Copy number variation in Williams-Beuren syndrome: suitable diagnostic strategy for developing countries
1 Department of Genetics, Instituto da Criança, Universidade de São Paulo, São Paulo, Brazil
2 Department of Pathology, LIM 03, Universidade de São Paulo, São Paulo, Brazil
3 Laboratory of Genomic Pediatrics - LIM 36, Instituto da Criança, Universidade de São Paulo, São Paulo, Brazil
BMC Research Notes 2012, 5:13 doi:10.1186/1756-0500-5-13Published: 9 January 2012
Williams-Beuren syndrome (WBS; OMIM 194050) is caused by a hemizygous contiguous gene microdeletion at 7q11.23. Supravalvular aortic stenosis (SVAS), mental retardation, and overfriendliness comprise typical symptoms of WBS. Although fluorescence in situ hybridization (FISH) is considered the gold standard technique, the microsatellite DNA markers and multiplex ligation-dependent probe amplification (MLPA) could be used for to confirm the diagnosis of WBS.
We have evaluated a total cohort of 88 patients with a suspicion clinical diagnosis of WBS using a collection of five markers (D7S1870, D7S489, D7S613, D7S2476, and D7S489_A) and a commercial MLPA kit (P029). The microdeletion was present in 64 (72.7%) patients and absent in 24 (27.3%) patients.

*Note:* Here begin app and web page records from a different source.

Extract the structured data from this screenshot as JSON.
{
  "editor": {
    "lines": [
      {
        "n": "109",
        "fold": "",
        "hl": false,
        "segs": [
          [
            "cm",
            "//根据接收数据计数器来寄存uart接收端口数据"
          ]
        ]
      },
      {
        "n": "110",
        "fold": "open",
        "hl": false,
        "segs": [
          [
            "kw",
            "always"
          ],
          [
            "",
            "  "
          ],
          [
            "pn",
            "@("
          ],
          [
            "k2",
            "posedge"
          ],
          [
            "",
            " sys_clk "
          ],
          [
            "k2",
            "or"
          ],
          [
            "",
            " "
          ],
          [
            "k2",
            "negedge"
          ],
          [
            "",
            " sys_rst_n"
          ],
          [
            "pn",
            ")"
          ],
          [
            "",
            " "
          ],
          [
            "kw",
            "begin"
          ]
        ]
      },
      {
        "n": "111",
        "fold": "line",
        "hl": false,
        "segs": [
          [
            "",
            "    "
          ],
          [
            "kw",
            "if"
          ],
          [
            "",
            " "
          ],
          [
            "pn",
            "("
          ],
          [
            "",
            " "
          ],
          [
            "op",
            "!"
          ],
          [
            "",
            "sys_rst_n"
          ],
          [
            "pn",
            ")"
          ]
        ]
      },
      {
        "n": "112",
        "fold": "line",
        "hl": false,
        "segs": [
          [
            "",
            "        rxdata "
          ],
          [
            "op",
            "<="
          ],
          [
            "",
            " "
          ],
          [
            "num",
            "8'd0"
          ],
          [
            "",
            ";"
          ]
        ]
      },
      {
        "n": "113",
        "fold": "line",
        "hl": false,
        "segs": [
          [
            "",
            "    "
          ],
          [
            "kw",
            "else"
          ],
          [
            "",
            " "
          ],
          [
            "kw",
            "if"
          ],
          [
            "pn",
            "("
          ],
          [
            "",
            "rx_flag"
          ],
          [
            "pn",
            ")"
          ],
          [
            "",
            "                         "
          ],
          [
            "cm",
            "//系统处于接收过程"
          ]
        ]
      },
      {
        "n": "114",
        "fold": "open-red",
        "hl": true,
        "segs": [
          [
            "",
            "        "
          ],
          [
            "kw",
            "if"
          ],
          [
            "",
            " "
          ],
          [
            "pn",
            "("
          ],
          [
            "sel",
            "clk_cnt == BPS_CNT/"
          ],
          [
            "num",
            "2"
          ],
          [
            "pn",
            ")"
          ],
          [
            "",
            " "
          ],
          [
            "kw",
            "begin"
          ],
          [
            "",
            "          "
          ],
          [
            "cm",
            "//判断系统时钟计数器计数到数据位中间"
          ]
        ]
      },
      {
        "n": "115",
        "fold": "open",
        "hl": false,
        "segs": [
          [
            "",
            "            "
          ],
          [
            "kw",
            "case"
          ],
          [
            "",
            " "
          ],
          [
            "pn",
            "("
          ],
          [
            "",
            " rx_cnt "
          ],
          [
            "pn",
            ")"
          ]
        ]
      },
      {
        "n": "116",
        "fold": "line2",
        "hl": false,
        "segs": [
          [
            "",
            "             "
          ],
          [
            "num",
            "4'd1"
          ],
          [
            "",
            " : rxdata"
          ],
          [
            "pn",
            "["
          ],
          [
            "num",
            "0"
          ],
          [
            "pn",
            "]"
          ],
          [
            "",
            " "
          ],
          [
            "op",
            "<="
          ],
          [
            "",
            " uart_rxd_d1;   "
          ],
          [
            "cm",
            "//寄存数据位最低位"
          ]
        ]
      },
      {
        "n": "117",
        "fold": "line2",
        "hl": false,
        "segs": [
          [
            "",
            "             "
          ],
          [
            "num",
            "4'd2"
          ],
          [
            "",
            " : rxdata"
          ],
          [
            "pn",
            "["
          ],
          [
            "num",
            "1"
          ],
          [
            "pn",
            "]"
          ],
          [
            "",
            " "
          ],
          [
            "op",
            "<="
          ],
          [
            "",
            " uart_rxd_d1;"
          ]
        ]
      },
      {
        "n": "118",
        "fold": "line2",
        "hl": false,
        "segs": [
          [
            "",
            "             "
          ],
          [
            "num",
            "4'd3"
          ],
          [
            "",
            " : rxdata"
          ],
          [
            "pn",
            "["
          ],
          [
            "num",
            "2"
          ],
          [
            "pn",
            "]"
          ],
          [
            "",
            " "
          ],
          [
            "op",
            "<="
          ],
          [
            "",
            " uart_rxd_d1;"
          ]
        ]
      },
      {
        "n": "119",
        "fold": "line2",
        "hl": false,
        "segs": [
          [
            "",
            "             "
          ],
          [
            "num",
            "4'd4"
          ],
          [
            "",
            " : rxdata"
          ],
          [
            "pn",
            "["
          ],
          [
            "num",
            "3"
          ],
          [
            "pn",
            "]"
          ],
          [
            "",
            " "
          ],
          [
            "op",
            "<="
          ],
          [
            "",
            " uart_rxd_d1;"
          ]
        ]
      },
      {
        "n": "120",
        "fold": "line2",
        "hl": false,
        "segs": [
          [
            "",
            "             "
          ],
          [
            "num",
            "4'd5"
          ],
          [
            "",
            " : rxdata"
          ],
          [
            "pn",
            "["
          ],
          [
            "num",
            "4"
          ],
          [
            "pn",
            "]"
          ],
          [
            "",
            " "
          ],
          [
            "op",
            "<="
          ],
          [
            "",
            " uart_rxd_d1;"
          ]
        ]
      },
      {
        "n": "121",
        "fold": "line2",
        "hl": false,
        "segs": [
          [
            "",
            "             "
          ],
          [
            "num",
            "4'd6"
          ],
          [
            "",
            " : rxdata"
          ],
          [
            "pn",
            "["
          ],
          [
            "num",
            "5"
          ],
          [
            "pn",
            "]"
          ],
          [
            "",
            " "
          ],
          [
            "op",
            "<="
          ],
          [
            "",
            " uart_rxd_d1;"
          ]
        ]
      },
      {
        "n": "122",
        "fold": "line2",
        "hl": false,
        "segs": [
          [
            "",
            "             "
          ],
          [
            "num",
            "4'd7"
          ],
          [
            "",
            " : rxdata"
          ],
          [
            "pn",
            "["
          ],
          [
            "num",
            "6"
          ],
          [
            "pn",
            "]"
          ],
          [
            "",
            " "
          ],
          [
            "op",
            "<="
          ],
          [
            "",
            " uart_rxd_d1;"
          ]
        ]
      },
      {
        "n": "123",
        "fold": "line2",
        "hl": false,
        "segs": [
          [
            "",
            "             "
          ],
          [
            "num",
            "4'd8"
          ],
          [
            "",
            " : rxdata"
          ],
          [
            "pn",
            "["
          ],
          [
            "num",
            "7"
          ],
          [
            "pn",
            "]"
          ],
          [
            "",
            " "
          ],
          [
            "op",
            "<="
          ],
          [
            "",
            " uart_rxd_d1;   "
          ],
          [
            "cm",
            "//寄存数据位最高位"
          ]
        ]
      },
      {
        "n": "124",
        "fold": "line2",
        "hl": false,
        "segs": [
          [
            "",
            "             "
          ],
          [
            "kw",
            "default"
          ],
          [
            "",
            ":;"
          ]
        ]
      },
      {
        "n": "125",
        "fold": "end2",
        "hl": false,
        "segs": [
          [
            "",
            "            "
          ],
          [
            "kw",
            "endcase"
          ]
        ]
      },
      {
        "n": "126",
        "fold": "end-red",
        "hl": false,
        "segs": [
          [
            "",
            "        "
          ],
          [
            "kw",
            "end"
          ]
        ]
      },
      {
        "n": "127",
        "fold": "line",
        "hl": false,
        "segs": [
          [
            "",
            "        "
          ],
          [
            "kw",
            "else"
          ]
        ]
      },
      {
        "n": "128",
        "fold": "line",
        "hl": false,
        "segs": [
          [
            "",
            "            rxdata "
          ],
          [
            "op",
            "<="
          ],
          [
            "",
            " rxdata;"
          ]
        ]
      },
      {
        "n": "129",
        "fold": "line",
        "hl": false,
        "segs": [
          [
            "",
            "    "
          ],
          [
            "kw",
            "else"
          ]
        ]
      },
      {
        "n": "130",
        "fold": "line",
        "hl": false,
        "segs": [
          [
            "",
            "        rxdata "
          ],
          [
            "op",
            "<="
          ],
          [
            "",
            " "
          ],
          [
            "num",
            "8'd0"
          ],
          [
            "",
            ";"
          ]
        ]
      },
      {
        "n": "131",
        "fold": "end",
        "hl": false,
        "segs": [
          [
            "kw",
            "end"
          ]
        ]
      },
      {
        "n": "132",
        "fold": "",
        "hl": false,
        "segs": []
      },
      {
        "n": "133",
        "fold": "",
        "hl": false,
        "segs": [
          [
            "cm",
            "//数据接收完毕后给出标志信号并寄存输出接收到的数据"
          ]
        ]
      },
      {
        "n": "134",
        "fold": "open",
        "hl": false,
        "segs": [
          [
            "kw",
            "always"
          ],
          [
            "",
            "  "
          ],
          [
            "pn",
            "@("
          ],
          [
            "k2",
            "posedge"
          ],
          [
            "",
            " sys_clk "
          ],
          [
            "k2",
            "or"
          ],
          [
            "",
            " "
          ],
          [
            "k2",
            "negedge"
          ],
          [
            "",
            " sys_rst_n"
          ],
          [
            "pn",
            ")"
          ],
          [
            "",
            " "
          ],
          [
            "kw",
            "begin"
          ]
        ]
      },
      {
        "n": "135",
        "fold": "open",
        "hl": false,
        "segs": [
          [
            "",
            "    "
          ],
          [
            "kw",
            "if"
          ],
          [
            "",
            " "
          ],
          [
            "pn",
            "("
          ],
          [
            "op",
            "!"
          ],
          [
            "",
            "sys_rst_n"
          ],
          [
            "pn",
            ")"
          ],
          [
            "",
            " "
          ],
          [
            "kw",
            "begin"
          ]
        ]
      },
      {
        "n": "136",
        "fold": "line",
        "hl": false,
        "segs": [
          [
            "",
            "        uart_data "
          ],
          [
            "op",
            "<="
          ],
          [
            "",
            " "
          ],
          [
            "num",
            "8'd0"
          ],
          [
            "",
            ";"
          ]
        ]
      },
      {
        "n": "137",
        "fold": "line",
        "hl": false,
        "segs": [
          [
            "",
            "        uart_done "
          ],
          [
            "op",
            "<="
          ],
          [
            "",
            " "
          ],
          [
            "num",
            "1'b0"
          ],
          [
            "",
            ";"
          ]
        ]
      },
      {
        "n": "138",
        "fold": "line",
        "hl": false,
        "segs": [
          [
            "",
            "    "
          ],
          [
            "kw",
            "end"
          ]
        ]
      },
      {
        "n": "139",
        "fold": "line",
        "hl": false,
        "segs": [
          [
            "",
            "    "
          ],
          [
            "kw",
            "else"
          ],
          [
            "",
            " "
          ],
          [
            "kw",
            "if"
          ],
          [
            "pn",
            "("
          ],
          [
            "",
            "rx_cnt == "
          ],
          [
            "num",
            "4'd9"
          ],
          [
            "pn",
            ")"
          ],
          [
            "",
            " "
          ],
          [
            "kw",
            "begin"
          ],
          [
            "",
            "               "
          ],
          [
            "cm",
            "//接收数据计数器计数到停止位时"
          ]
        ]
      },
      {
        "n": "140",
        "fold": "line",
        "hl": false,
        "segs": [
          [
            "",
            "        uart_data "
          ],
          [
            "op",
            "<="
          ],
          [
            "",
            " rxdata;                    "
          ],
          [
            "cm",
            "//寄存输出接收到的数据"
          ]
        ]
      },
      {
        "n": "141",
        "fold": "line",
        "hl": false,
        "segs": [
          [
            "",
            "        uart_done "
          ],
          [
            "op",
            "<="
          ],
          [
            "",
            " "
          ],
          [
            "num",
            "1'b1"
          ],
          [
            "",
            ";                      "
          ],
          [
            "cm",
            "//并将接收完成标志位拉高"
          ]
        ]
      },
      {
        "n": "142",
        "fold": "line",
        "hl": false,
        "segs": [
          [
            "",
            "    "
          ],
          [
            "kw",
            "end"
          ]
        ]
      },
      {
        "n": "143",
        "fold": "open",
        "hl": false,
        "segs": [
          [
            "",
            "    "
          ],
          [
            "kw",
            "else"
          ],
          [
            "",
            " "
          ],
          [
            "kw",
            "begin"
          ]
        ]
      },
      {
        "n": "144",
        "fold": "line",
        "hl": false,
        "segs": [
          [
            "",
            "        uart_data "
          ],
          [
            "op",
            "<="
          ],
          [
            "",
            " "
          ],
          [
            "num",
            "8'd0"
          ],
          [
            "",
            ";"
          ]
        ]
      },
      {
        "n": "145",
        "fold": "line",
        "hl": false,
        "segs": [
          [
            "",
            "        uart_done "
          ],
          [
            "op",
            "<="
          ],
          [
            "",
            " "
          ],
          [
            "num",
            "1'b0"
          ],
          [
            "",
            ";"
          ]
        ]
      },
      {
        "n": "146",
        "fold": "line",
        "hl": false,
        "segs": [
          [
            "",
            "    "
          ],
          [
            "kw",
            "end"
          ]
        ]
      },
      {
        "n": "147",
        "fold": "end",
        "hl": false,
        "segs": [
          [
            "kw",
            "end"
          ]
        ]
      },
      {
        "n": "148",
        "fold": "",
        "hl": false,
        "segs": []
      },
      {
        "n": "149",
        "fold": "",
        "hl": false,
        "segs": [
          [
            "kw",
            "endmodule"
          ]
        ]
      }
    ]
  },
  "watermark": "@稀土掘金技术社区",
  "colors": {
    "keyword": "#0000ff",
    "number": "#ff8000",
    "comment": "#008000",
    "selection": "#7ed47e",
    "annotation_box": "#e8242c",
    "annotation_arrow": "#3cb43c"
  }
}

The parental origin of deletion was maternal in 36 of 64 patients (56.3%) paternal in 28 of 64 patients (43.7%). The deletion size was 1.55 Mb in 57 of 64 patients (89.1%) and 1.84 Mb in 7 of 64 patients (10.9%). The results were concordant using both techniques, except for four patients whose microsatellite markers were uninformative. There were no clinical differences in relation to either the size or parental origin of the deletion.
MLPA was considered a faster and more economical method in a single assay, whereas the microsatellite markers could determine both the size and parental origin of the deletion in WBS. The microsatellite marker and MLPA techniques are effective in deletion detection in WBS, and both methods provide a useful diagnostic strategy mainly for developing countries.